The new bill also clarifies when exceptions to the ban can be made in instances when a pregnancy endangers the mother’s health.
Last year, some women told The Tribune they were wary of getting pregnant because they were unsure whether life-saving efforts, if something were to go wrong, could be unavailable or subject them to prosecution under the new law.
Rep. Ray Ward, R-Bountiful, has introduced a separate bill that also aims to define when such exceptions can be made. That bill was read in the House, but has not yet been sent to be considered by a committee.
Ward, who works outside the Legislature as a physician, was one of a few Republicans to vote against the abortion trigger law in 2020.
This bill will be heard in the House Judiciary Committee on Wednesday at 4 p.m. in room 110 of the Senate Building at the Utah Capitol.
Correction: Feb. 15, 3:00 p.m. • This story has been updated to show that the bill does not require doctors to verify crimes of rape or incest if the victim is under 12 years old.
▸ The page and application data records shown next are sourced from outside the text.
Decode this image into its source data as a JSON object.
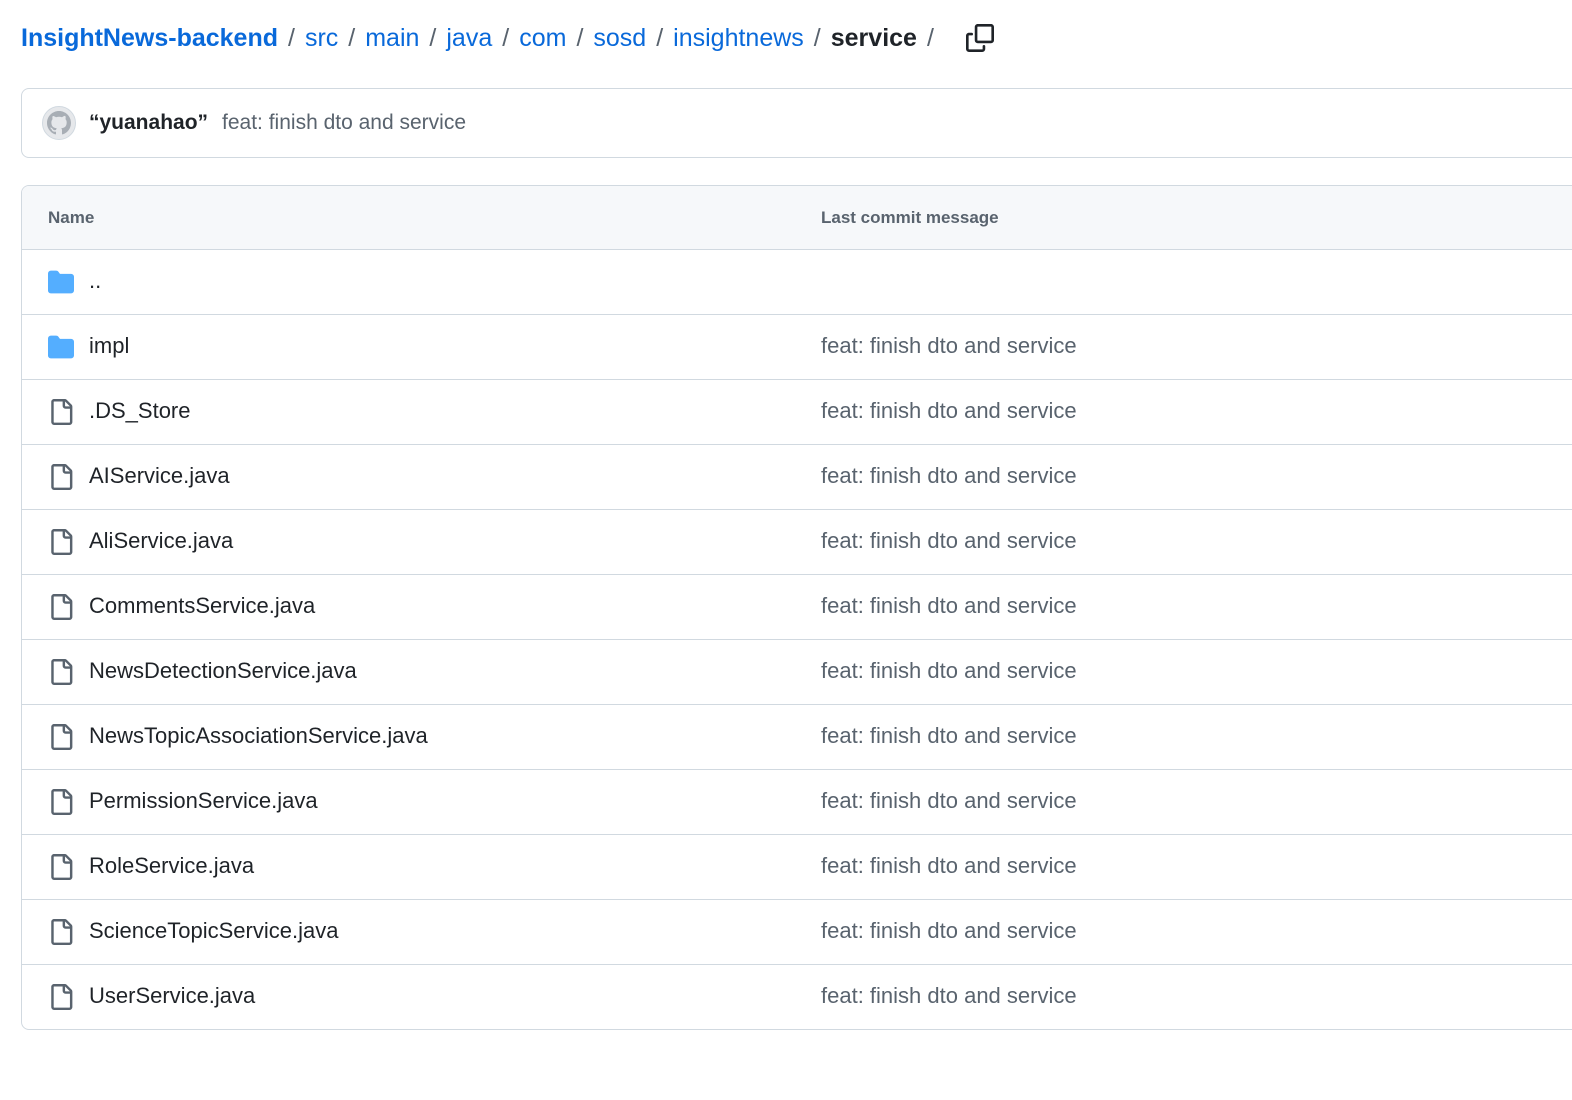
{
  "breadcrumb": {
    "repo": "InsightNews-backend",
    "segments": [
      "src",
      "main",
      "java",
      "com",
      "sosd",
      "insightnews"
    ],
    "current": "service",
    "separator": "/",
    "trailing": "/"
  },
  "latest_commit": {
    "author": "“yuanahao”",
    "message": "feat: finish dto and service"
  },
  "table": {
    "header_name": "Name",
    "header_message": "Last commit message",
    "rows": [
      {
        "name": "..",
        "type": "folder",
        "message": ""
      },
      {
        "name": "impl",
        "type": "folder",
        "message": "feat: finish dto and service"
      },
      {
        "name": ".DS_Store",
        "type": "file",
        "message": "feat: finish dto and service"
      },
      {
        "name": "AIService.java",
        "type": "file",
        "message": "feat: finish dto and service"
      },
      {
        "name": "AliService.java",
        "type": "file",
        "message": "feat: finish dto and service"
      },
      {
        "name": "CommentsService.java",
        "type": "file",
        "message": "feat: finish dto and service"
      },
      {
        "name": "NewsDetectionService.java",
        "type": "file",
        "message": "feat: finish dto and service"
      },
      {
        "name": "NewsTopicAssociationService.java",
        "type": "file",
        "message": "feat: finish dto and service"
      },
      {
        "name": "PermissionService.java",
        "type": "file",
        "message": "feat: finish dto and service"
      },
      {
        "name": "RoleService.java",
        "type": "file",
        "message": "feat: finish dto and service"
      },
      {
        "name": "ScienceTopicService.java",
        "type": "file",
        "message": "feat: finish dto and service"
      },
      {
        "name": "UserService.java",
        "type": "file",
        "message": "feat: finish dto and service"
      }
    ]
  },
  "icons": {
    "folder": "folder-icon",
    "file": "file-icon",
    "copy": "copy-icon",
    "avatar": "github-avatar-icon"
  },
  "colors": {
    "link": "#0969da",
    "folder": "#54aeff",
    "muted": "#59636e",
    "border": "#d1d9e0"
  }
}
A Utah House spokesperson was able to clarify the bill language and intent on Wednesday.